YOUR TASK -
Establish how many lines in the material below include the word "true", then give the count alone.

THE DATA -
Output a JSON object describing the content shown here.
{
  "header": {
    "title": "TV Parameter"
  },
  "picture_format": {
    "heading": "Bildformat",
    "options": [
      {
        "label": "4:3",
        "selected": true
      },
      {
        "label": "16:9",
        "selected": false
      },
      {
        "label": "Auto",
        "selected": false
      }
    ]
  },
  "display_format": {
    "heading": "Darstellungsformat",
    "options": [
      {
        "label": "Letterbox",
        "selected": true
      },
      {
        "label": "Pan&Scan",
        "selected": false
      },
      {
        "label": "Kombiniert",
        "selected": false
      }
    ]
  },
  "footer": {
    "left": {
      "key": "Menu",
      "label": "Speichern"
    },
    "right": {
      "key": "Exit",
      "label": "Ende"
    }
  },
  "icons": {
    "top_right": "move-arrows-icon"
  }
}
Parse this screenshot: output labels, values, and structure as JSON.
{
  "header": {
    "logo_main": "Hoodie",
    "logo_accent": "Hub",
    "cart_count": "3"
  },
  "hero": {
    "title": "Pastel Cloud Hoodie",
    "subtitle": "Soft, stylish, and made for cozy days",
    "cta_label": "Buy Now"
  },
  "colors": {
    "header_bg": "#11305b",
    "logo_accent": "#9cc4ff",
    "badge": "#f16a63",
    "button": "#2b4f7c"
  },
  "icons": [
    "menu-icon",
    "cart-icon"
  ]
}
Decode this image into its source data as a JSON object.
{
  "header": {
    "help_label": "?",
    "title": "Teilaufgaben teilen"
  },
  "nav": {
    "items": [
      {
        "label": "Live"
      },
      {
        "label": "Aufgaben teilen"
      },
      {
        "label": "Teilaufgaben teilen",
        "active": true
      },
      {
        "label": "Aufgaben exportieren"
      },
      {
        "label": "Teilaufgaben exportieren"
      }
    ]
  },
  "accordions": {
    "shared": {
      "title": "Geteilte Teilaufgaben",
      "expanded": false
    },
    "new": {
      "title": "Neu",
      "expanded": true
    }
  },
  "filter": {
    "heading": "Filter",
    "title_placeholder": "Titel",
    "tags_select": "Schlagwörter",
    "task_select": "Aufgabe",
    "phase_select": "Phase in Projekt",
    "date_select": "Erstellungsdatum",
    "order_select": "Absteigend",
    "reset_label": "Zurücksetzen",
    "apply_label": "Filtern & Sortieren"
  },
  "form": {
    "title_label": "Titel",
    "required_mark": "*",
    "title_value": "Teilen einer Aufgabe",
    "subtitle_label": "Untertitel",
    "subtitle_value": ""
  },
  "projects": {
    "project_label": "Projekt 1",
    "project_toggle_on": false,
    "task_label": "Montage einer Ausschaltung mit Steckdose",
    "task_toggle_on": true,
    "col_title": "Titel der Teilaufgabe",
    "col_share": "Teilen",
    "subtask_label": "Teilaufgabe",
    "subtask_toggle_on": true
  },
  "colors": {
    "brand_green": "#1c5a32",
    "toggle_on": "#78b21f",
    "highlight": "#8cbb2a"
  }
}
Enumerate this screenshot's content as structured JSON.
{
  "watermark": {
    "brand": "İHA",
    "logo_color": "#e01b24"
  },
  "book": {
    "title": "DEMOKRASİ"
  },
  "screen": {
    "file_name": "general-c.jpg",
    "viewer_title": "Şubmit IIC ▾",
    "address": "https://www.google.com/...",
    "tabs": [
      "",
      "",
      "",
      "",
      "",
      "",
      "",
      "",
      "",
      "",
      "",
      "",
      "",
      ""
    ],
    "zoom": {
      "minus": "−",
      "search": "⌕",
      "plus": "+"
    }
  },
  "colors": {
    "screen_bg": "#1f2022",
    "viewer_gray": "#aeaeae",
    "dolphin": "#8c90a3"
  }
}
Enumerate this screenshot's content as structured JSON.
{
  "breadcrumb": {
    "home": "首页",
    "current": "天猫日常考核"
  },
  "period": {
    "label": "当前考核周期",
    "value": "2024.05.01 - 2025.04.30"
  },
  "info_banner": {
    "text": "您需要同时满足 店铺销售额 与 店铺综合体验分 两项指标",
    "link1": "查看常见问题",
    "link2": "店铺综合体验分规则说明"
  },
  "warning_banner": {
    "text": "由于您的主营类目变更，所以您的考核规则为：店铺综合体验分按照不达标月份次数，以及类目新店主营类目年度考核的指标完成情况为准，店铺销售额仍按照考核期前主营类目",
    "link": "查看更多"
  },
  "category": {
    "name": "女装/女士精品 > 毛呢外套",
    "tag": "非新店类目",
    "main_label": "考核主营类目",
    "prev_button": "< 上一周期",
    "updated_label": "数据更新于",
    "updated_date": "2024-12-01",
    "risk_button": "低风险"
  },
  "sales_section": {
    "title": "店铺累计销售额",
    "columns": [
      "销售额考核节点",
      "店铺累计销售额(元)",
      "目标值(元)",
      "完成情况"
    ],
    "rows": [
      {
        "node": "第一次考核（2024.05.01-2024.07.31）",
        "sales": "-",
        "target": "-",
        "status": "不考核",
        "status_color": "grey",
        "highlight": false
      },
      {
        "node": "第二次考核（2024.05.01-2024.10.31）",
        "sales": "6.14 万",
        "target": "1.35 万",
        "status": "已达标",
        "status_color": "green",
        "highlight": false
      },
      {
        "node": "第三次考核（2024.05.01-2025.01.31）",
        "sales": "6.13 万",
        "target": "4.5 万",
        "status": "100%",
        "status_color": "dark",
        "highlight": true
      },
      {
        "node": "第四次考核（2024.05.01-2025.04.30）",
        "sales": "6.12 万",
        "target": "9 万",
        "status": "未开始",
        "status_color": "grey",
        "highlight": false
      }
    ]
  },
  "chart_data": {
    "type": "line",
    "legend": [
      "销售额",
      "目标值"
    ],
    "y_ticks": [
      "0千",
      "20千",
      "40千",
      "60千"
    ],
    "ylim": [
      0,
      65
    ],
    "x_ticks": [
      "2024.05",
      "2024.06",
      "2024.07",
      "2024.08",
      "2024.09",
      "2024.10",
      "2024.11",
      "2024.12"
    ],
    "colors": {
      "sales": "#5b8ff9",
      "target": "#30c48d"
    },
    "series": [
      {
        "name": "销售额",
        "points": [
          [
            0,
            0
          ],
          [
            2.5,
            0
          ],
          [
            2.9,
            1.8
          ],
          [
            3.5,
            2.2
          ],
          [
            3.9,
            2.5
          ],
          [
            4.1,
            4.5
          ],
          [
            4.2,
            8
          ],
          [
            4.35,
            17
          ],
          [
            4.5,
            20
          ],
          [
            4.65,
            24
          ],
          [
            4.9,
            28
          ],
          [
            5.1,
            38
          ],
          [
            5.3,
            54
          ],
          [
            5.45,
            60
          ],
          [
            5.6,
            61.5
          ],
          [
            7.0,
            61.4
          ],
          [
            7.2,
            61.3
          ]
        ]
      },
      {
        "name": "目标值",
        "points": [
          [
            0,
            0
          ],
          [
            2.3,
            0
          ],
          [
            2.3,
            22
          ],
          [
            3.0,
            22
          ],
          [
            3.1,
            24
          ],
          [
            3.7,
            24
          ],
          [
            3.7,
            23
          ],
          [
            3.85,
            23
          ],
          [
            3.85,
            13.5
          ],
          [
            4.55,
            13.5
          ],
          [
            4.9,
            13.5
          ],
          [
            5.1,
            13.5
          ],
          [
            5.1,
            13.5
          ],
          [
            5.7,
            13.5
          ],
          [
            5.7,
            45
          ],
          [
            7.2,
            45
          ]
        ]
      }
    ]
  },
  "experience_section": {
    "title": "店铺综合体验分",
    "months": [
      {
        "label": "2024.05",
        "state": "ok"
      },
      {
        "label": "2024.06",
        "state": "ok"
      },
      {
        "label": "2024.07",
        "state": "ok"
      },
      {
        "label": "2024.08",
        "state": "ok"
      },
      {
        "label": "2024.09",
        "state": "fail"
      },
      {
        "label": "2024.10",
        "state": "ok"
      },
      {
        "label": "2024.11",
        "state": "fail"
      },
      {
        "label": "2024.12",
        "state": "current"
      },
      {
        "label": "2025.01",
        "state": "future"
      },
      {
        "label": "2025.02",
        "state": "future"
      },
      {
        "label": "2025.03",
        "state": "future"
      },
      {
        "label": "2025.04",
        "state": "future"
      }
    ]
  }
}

EXERCISE RESULT -
7